Wherever the string "ダウンロード" appears in the entries below, return the line that holds it.

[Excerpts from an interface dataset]
________________

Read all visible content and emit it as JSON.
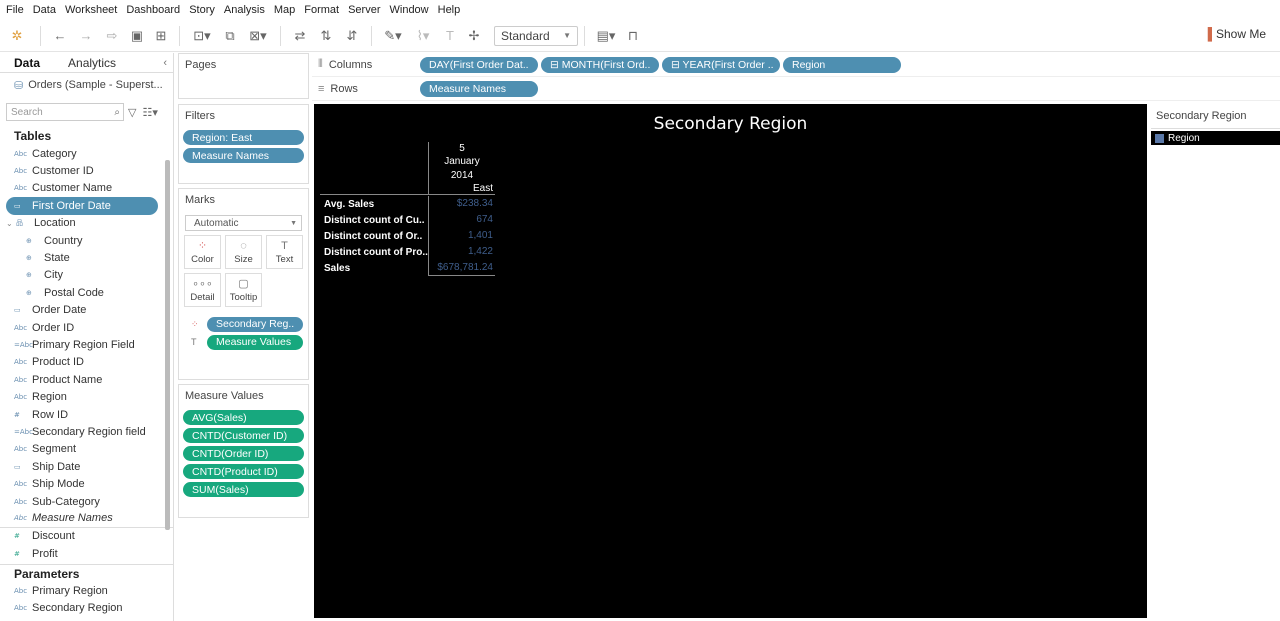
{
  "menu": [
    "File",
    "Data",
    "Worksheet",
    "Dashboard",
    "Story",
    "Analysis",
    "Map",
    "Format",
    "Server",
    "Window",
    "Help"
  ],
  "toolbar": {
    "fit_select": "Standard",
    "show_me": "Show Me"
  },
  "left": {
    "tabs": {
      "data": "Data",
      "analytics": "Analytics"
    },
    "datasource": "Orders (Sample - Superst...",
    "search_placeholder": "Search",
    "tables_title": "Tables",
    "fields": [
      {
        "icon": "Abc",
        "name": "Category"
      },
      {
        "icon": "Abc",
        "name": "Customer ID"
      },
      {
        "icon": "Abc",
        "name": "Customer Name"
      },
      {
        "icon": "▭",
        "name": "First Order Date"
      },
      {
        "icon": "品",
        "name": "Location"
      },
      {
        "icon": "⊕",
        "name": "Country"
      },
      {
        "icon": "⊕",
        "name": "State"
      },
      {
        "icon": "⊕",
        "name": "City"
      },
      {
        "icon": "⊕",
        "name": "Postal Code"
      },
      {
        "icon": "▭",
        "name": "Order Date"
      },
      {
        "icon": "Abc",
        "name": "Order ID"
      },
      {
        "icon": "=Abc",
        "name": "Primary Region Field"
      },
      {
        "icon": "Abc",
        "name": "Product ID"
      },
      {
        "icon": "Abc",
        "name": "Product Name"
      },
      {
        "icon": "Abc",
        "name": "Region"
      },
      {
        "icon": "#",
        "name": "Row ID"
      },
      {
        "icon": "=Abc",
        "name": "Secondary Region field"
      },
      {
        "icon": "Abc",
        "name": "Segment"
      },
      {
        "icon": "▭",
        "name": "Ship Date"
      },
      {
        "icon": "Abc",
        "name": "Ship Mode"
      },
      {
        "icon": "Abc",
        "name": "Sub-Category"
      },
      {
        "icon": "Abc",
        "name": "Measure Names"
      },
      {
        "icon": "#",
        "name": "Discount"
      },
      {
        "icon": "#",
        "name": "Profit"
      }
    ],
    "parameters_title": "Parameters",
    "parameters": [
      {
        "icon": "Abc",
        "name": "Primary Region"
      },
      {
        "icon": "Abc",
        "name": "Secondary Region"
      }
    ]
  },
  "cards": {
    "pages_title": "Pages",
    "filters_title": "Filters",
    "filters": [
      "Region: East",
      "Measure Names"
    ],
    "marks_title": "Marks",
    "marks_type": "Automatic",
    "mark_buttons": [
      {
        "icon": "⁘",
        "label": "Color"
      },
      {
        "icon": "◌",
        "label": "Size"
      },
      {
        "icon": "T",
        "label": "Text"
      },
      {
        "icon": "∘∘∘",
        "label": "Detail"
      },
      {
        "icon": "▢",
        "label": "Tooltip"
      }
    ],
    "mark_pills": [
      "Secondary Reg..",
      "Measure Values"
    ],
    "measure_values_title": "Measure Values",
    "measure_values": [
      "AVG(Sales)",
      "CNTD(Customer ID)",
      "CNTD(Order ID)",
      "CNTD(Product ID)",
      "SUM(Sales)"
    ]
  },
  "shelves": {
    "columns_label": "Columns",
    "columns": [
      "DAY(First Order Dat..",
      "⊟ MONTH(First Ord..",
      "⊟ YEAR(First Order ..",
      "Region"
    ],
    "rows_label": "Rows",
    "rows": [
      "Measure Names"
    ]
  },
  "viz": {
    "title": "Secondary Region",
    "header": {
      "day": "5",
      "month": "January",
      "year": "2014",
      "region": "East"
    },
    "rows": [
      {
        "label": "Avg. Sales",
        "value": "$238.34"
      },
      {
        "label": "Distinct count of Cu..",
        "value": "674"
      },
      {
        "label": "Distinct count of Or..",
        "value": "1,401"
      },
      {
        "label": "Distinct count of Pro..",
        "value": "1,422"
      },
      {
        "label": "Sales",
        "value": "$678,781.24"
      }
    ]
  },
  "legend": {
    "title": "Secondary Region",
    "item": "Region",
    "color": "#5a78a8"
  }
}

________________

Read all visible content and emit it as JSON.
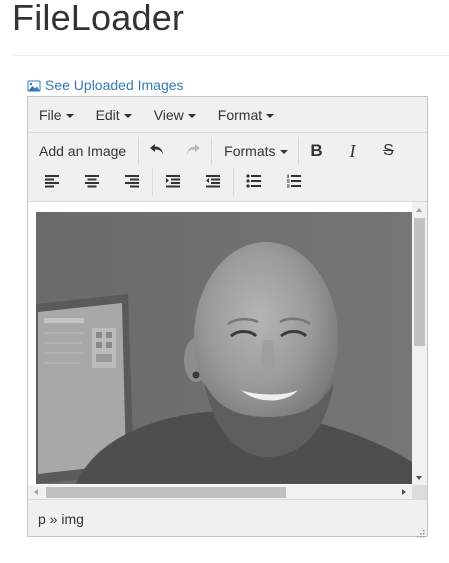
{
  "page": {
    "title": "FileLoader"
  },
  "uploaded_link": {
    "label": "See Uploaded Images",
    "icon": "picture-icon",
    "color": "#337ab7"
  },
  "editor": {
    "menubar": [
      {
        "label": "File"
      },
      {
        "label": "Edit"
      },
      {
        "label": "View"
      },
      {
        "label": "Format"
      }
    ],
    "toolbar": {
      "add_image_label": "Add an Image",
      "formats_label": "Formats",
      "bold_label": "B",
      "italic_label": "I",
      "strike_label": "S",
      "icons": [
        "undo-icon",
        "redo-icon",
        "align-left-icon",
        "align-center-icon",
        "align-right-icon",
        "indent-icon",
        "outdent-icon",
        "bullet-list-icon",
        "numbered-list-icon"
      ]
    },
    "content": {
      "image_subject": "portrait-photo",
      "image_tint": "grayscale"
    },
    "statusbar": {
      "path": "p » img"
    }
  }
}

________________

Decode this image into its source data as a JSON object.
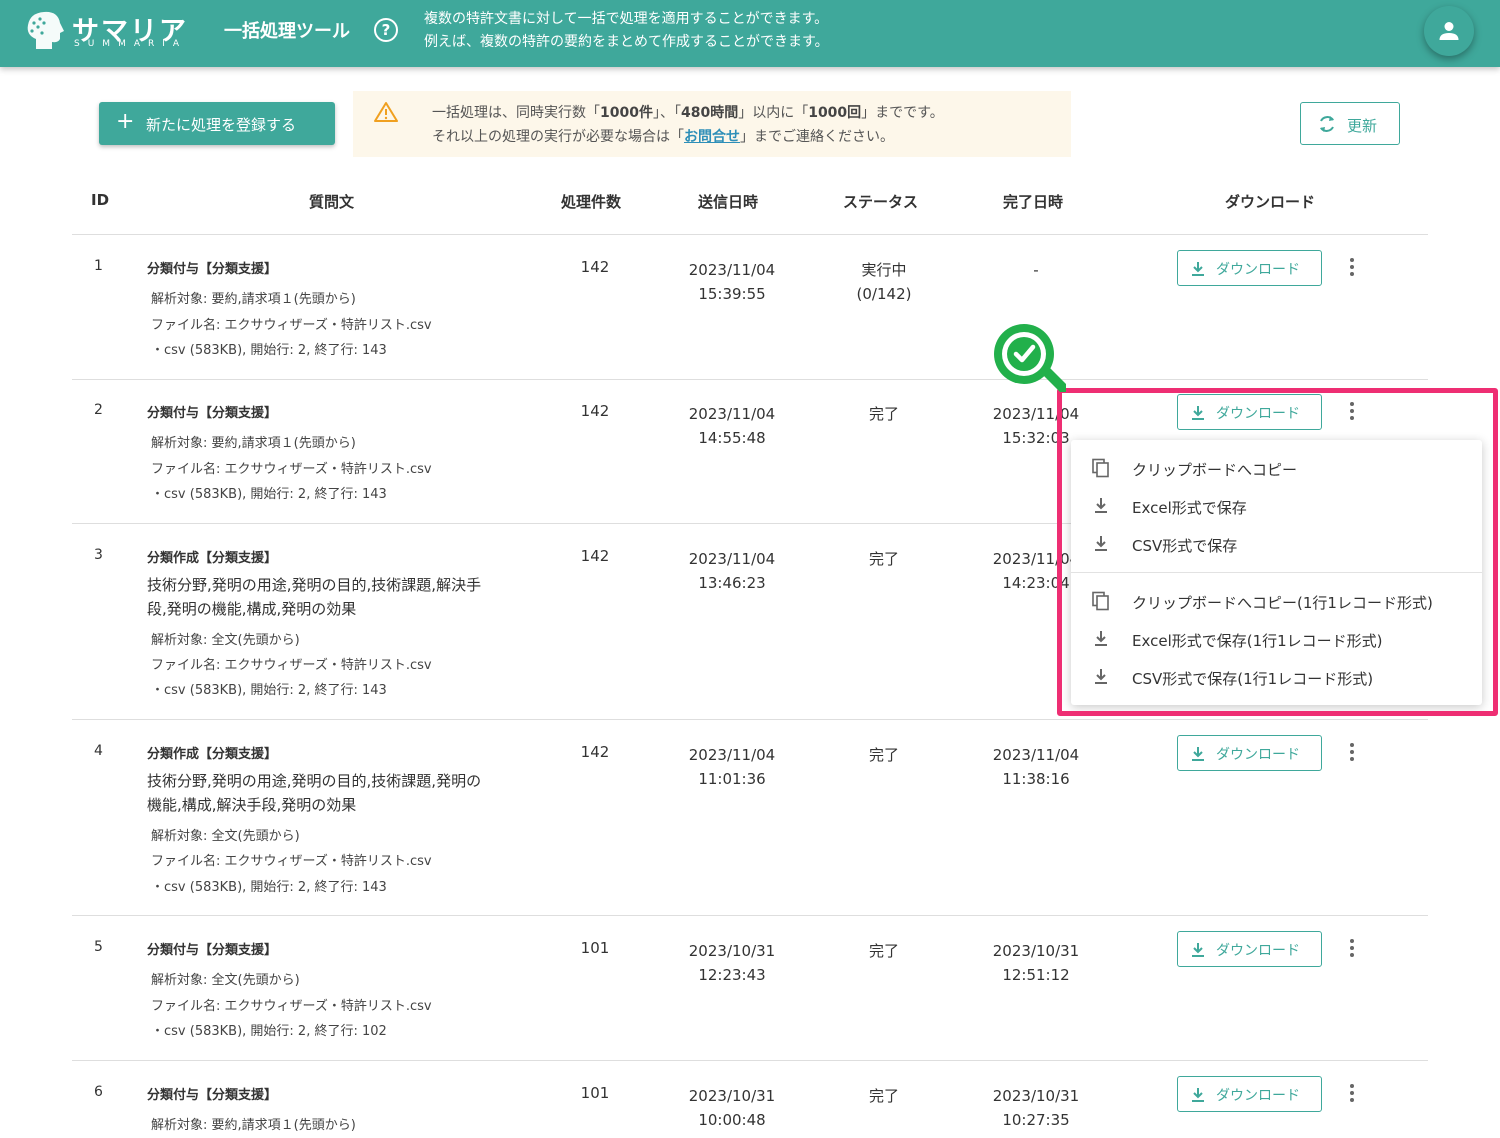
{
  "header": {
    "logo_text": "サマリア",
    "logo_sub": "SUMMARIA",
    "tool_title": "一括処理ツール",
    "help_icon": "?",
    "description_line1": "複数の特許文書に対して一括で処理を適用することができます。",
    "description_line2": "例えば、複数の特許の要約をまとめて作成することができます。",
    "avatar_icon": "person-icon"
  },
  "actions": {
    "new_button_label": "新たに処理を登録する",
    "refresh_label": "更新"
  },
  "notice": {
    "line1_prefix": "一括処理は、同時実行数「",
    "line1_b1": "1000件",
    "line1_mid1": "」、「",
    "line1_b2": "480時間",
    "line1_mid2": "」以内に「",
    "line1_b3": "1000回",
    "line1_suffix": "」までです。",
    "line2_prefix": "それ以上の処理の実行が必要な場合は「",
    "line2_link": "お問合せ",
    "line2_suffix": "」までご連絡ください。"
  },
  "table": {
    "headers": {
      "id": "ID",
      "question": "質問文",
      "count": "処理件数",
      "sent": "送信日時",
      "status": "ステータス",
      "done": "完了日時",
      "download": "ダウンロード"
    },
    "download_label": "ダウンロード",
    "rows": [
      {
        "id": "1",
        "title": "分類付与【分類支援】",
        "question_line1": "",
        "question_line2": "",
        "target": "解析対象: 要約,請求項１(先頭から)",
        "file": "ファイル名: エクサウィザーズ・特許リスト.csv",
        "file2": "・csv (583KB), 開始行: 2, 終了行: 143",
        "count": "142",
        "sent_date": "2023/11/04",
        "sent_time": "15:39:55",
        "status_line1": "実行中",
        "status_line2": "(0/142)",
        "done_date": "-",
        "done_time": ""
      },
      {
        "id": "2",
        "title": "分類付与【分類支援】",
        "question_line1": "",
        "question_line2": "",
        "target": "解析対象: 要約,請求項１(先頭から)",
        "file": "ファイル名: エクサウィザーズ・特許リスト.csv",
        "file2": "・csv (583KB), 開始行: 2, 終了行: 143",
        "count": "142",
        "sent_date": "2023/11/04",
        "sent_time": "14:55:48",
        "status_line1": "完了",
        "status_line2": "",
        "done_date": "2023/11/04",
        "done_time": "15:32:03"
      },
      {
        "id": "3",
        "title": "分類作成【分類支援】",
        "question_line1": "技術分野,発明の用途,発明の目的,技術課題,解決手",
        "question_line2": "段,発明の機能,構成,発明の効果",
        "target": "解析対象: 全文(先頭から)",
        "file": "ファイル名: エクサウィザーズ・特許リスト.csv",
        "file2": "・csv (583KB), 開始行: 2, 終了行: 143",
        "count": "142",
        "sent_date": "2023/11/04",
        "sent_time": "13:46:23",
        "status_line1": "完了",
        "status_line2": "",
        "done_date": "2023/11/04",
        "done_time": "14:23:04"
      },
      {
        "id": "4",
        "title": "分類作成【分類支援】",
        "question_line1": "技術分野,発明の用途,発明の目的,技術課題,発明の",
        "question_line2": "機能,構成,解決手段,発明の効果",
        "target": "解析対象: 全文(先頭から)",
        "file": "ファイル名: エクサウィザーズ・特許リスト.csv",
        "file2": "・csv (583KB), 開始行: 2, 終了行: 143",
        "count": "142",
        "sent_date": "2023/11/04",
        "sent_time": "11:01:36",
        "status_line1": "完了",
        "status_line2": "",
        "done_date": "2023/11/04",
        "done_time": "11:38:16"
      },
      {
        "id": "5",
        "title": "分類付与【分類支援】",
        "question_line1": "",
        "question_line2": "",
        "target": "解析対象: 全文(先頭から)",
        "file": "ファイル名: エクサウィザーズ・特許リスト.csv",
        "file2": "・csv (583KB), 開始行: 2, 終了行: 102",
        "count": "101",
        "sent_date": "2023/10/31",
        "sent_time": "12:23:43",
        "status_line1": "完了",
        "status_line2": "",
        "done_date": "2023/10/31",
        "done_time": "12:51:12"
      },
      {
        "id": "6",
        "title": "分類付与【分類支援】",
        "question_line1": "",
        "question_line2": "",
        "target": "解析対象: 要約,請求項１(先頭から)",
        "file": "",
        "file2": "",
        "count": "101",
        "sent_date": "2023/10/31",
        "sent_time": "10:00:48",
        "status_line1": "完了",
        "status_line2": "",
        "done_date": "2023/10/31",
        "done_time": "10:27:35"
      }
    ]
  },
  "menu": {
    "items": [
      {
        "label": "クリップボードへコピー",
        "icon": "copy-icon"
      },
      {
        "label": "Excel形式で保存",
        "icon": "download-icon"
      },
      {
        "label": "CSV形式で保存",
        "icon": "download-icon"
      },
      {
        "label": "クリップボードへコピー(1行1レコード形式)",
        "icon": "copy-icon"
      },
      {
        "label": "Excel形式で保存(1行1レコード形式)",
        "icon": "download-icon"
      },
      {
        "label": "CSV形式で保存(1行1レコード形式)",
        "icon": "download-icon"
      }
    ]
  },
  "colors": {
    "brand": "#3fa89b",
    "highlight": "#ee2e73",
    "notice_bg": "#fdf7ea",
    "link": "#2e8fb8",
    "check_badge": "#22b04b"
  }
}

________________

Worked solution
      "download": "ダウンロード"
    "download_label": "ダウンロード",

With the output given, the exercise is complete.